ECC President Jon Bauer said the college will be strategic if the systems stop working and summer classes are in session.

The aging HVAC units are considered in critical condition.

“Summer enrollment is light,” Bauer said. “If we have to rearrange things we certainly can.”

The three buildings of concern are Hansen Hall, Shook Student Center and the Training Center.

“Most of the units that are being replaced are functioning now, and not all areas of the campus are affected,” Bauer said.

The college will manage the class schedule in terms of where they’ll be offered if there’s work being done with the HVAC systems, he said.

“We’ll have the classes scheduled elsewhere,” he said.

One of the critical units primarily serves the gym in the student center.

“There’s not a lot of activity in the summer in the gym so that won’t impact classes the way ones serving a classroom area would,” Bauer said.

All in all, he thinks it’s going to be manageable.

“We’ll work with Johnson Controls to minimize the impact of students as much as possible,” Bauer said. 

Phase 2   

The HVAC work that was approved by trustees is part of Phase 2 of the college’s 10-year master plan. The plan was approved by the trustees during a meeting in December 2015.

There are 16 rooftop units included in the project, as well as two boilers that need to be replaced.

Doug Mahnken is one of the representatives from Johnson Controls Inc., St. Louis, who visited the college this month to discuss the project.

“Some of the equipment has maybe a life of 15 years and we’re at 43 years,” he said. “There’s a point where it can’t be repaired or run any longer.”

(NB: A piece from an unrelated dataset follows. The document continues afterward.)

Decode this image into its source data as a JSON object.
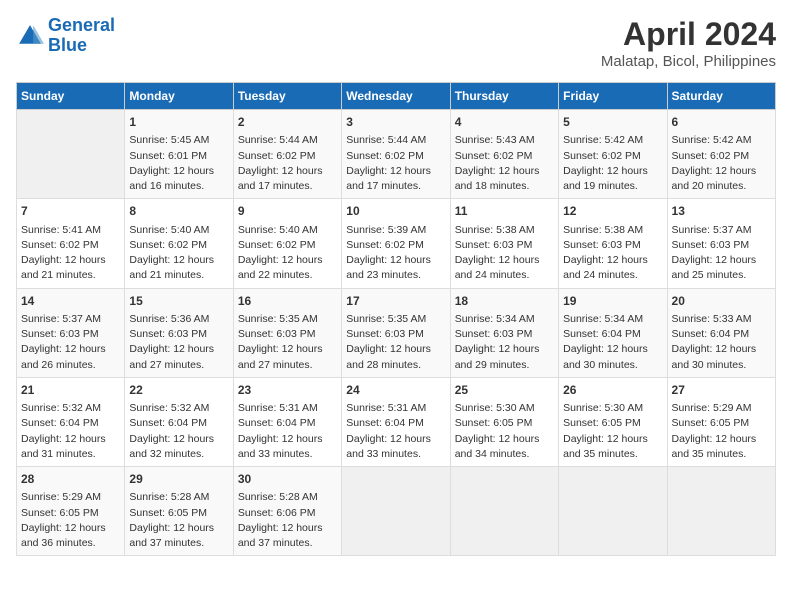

Installation of the new equipment is set for Aug. 19.

The core project is expected to cost $1,864,228 with an operational guaranteed savings of $30,227.

Johnson Controls predicted those savings, but if those savings are not met, the company will pay the difference. 

The college will finance the project through United Bank of Union, which is providing a 3.62 percent interest rate over 15 years.

The project is expected to be completed by Sept. 30.